I hope so. I don’t know, maybe I’m not working these guys enough. We’ve got probably more kids under five years old than any staff in the country. We’ve got like a nursery when we travel. It’s good. We’ve got a great staff. Like I said, life’s too short, man. You can spend all day in the office 24/7, you can win national championships and do all these kinds of things but if you don’t see your family grow and see your kids grow, I don’t care how much money you make. It ain’t worth it.
7) The Army-Navy game is probably one of the five most common bucket list fans for sports fans in America. How often do people talk to you about that game when you’re out in the community?
You hear from a ton of people that it’s on their bucket list of things to do to come to the Army-Navy game. It’s more than a football game, I think, for all Americans. The Army, Navy, Marine Corps and the Air Force, they protect us. I think what it represents is what draws people to it. There’s a lot of patriotism as you watch that game, to recognize that these young men will eventually protect our freedoms and protect our country. The pagentry that goes along with that game, the march ons, the flyovers, all those things, it’s a unique game. I’ve been in 16 of them and it never changes. The goosebumps and the butterflies of that game are always the same.
8) How much time do you spend education your players on the history of the Naval Academy and Navy football?
We talk a lot about it. We feel like part of the Naval Academy’s history, it’s the history of our country. We talk a lot about that, those that have come before. Not always about football, but we’re just talking about all the former football players that have played here have gone on to serve our country when they graduate so there’s a great responsibilty that comes along with it. There are people that are retired, people that have served their country, people that are serving now overseas, that are watching them so there’s a great responsibility to make sure that they represent all those that have come before in a way that all of them would be proud of.
9) You play only five games in Annapolis this season. Does that change the way you prepare your team at all?
No, because we normally don’t have a ton of games at home. We might have six at home. We always play home and away with Notre Dame and if it’s our turn to host it’s normally at a different venue, it’s never at our place because we know the size of the game is going to not permit us to play at our stadium. We’re used to that, we go on the road. The Army-Navy game is at Lincoln Financial Field (in Philadelphia) every year, so it’s not at our stadium. I think our young men are used to playing on the road.
10) You’re entering your seventh season as head coach and 17th season overall at Navy. Do you see yourself in Annapolis 10 years from now?
In this profession you just take it one year at a time, one game at a time. You don’t look back, you don’t look ahead, you just try to look at the next task ahead. I love working here. It’s a great place to raise a family.
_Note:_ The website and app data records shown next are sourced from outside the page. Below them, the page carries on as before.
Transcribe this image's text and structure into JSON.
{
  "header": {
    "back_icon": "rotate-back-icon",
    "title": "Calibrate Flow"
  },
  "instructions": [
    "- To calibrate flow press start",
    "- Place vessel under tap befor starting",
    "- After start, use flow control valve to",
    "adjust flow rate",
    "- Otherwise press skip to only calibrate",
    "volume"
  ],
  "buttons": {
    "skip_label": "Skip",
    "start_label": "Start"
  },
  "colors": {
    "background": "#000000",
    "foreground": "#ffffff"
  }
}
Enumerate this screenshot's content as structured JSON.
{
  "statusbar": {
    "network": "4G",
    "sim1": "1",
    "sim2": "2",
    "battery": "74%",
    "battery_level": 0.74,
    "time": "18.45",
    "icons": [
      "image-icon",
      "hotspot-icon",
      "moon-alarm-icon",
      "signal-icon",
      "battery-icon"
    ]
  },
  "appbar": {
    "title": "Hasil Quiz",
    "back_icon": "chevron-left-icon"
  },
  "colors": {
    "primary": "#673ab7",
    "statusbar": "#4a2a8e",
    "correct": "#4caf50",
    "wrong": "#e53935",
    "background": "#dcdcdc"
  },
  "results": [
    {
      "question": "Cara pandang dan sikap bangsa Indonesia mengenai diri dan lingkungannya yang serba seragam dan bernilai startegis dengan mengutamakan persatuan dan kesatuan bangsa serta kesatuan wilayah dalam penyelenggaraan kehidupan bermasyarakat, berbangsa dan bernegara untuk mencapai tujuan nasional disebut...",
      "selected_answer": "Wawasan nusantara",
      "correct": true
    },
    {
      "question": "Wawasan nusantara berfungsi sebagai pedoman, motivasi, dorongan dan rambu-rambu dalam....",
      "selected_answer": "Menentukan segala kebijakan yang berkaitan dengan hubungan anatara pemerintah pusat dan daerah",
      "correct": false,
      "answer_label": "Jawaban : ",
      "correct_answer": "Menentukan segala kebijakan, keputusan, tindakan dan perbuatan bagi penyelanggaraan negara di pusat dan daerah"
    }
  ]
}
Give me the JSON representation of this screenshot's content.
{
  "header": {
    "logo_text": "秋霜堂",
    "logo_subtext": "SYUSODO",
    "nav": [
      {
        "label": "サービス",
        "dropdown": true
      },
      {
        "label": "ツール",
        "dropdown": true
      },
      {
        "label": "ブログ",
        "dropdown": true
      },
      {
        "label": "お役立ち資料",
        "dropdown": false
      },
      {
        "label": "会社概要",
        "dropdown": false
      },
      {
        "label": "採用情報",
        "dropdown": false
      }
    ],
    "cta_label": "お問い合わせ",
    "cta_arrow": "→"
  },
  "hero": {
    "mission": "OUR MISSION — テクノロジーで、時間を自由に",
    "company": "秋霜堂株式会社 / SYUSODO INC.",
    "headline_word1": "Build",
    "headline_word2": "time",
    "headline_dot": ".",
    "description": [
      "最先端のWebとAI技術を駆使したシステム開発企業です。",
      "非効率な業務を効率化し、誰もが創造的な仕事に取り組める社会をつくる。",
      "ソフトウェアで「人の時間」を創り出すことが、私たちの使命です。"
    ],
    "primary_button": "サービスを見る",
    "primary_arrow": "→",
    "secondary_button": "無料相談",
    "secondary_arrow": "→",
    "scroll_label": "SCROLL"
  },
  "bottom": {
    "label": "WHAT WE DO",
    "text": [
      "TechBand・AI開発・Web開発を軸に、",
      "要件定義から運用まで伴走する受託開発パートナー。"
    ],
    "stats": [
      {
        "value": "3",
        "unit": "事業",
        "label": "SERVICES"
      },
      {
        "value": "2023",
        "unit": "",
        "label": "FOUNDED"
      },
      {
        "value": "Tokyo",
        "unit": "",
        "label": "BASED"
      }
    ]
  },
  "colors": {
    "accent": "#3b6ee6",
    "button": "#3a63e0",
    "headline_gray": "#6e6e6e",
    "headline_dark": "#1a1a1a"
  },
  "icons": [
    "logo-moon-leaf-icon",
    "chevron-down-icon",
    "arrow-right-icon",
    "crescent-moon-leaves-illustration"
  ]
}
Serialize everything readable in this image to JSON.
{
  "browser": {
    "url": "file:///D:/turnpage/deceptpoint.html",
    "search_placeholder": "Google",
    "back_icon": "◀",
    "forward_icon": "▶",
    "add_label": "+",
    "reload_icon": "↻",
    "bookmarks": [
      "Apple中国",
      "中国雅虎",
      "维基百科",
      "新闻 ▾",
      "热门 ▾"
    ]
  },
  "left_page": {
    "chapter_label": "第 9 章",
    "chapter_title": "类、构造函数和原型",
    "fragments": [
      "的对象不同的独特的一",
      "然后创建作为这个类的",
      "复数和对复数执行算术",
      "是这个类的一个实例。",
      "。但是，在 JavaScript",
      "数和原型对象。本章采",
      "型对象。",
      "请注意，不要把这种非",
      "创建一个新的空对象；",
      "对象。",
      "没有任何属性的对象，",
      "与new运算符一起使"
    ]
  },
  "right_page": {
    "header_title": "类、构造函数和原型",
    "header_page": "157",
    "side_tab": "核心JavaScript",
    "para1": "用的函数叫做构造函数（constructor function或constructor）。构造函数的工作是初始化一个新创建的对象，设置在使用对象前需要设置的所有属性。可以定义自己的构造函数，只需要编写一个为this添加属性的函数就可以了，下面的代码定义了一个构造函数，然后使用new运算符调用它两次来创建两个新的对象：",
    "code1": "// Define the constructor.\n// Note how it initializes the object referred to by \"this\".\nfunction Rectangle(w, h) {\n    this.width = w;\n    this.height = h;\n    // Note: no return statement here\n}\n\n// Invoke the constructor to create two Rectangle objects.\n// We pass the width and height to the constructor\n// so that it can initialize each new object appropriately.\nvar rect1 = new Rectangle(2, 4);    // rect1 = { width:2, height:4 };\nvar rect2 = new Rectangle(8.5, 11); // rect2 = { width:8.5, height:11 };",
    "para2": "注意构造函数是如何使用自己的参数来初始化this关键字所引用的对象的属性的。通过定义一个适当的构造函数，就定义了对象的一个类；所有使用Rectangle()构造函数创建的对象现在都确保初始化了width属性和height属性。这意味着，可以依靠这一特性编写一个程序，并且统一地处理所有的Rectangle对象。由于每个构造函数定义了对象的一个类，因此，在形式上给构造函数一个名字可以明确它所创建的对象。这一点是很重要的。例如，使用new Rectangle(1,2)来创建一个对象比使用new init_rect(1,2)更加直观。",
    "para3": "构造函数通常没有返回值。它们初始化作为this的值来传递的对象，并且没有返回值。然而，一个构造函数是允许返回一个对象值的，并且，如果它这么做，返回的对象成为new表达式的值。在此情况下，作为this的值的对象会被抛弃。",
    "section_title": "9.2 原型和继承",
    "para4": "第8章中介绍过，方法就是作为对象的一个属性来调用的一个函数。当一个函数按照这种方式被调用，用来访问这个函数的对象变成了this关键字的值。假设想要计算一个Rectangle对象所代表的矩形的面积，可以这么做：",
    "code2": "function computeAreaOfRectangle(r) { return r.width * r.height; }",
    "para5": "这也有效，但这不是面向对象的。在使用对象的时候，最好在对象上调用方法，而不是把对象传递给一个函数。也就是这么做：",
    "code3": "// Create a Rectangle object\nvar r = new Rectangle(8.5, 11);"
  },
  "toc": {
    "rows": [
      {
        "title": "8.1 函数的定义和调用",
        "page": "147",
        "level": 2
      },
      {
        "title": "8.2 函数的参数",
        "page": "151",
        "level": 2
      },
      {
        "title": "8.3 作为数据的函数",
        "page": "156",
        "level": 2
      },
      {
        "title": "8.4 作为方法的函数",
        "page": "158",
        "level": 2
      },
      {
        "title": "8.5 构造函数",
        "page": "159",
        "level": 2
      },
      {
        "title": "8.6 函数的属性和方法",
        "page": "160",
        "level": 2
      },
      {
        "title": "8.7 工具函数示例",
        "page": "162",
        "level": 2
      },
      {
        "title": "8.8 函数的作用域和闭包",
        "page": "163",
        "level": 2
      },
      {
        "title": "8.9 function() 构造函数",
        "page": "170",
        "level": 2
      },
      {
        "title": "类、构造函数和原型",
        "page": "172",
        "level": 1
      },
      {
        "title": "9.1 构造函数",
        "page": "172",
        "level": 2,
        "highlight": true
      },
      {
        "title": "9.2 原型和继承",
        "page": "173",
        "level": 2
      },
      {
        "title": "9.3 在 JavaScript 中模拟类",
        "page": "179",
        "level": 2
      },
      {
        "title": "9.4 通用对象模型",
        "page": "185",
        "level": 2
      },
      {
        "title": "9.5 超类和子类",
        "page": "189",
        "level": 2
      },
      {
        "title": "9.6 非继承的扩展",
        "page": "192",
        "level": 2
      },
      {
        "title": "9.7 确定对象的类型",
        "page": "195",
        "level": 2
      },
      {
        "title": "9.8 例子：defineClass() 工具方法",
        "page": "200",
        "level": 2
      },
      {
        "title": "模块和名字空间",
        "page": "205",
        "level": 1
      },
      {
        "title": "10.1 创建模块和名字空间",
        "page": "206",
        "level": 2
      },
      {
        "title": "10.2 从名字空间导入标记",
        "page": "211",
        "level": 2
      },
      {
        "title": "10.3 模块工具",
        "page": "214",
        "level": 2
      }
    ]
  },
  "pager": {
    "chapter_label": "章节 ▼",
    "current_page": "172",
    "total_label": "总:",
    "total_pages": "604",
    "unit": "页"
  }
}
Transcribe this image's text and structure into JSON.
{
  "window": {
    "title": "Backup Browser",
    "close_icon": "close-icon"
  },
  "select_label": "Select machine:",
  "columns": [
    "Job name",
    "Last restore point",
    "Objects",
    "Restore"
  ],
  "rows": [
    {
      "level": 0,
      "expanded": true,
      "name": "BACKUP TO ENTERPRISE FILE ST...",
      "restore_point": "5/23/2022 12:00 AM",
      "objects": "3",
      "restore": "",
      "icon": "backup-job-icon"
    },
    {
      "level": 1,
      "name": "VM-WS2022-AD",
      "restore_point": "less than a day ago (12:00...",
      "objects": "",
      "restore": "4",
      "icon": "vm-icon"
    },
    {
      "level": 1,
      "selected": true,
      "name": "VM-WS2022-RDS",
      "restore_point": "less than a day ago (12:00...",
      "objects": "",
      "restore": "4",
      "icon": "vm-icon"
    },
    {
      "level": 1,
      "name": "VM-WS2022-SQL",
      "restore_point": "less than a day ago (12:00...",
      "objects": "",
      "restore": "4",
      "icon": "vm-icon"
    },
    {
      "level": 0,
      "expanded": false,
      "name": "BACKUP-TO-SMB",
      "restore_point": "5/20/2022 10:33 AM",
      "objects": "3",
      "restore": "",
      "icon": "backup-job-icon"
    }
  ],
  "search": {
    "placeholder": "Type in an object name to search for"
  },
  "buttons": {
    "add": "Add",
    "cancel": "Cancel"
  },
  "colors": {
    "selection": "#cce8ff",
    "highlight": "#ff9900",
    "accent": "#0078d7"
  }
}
I believe I coach the greatest young men in the country, they’re just wonderful young men. And I work with a great bunch of coaches, coaches that I love. Right now things are good but as you know, sports are a bottom-line profession. You’ve got to find a way to get it done. You don’t know, you just try to do your best and hope you can stay at a place. I love the continuity of coaching the same kids and the same people and being at this great institution, but also for my family. I feel very blessed that my kids that have been able to stay in one place.